#### Activity
Retype all of the entries precisely.

#### Dataset extract
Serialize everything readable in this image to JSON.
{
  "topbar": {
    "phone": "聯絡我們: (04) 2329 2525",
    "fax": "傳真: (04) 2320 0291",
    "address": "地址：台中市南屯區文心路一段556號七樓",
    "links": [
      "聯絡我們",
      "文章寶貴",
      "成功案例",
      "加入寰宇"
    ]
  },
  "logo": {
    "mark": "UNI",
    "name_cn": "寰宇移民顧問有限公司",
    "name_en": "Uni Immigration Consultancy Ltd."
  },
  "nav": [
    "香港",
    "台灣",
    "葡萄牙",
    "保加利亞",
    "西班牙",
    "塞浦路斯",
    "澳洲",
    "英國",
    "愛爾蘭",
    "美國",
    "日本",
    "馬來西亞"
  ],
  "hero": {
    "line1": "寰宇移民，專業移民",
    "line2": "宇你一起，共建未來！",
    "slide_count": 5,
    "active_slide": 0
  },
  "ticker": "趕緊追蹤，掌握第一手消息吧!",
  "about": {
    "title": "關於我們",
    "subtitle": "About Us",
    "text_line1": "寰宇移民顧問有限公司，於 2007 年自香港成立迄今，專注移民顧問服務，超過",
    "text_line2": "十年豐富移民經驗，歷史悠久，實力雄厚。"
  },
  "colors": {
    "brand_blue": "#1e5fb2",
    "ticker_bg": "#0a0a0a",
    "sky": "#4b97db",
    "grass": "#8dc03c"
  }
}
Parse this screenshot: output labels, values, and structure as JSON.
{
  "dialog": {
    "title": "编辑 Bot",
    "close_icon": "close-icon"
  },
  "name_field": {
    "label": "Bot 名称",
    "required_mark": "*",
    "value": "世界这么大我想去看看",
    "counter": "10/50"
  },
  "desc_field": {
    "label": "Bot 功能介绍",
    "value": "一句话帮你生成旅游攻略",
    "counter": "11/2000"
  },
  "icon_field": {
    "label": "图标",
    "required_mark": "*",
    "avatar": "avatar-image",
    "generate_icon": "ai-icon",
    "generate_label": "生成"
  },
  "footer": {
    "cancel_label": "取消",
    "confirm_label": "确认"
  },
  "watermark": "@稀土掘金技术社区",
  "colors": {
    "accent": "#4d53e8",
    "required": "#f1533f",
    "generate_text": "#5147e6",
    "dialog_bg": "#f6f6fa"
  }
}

#### Reply to the exercise
Serialize everything readable in this image to JSON.
{
  "topbar": {
    "phone": "聯絡我們: (04) 2329 2525",
    "fax": "傳真: (04) 2320 0291",
    "address": "地址：台中市南屯區文心路一段556號七樓",
    "links": [
      "聯絡我們",
      "文章寶貴",
      "成功案例",
      "加入寰宇"
    ]
  },
  "logo": {
    "mark": "UNI",
    "name_cn": "寰宇移民顧問有限公司",
    "name_en": "Uni Immigration Consultancy Ltd."
  },
  "nav": [
    "香港",
    "台灣",
    "葡萄牙",
    "保加利亞",
    "西班牙",
    "塞浦路斯",
    "澳洲",
    "英國",
    "愛爾蘭",
    "美國",
    "日本",
    "馬來西亞"
  ],
  "hero": {
    "line1": "寰宇移民，專業移民",
    "line2": "宇你一起，共建未來！",
    "slide_count": 5,
    "active_slide": 0
  },
  "ticker": "趕緊追蹤，掌握第一手消息吧!",
  "about": {
    "title": "關於我們",
    "subtitle": "About Us",
    "text_line1": "寰宇移民顧問有限公司，於 2007 年自香港成立迄今，專注移民顧問服務，超過",
    "text_line2": "十年豐富移民經驗，歷史悠久，實力雄厚。"
  },
  "colors": {
    "brand_blue": "#1e5fb2",
    "ticker_bg": "#0a0a0a",
    "sky": "#4b97db",
    "grass": "#8dc03c"
  }
}
Parse this screenshot: output labels, values, and structure as JSON.
{
  "dialog": {
    "title": "编辑 Bot",
    "close_icon": "close-icon"
  },
  "name_field": {
    "label": "Bot 名称",
    "required_mark": "*",
    "value": "世界这么大我想去看看",
    "counter": "10/50"
  },
  "desc_field": {
    "label": "Bot 功能介绍",
    "value": "一句话帮你生成旅游攻略",
    "counter": "11/2000"
  },
  "icon_field": {
    "label": "图标",
    "required_mark": "*",
    "avatar": "avatar-image",
    "generate_icon": "ai-icon",
    "generate_label": "生成"
  },
  "footer": {
    "cancel_label": "取消",
    "confirm_label": "确认"
  },
  "watermark": "@稀土掘金技术社区",
  "colors": {
    "accent": "#4d53e8",
    "required": "#f1533f",
    "generate_text": "#5147e6",
    "dialog_bg": "#f6f6fa"
  }
}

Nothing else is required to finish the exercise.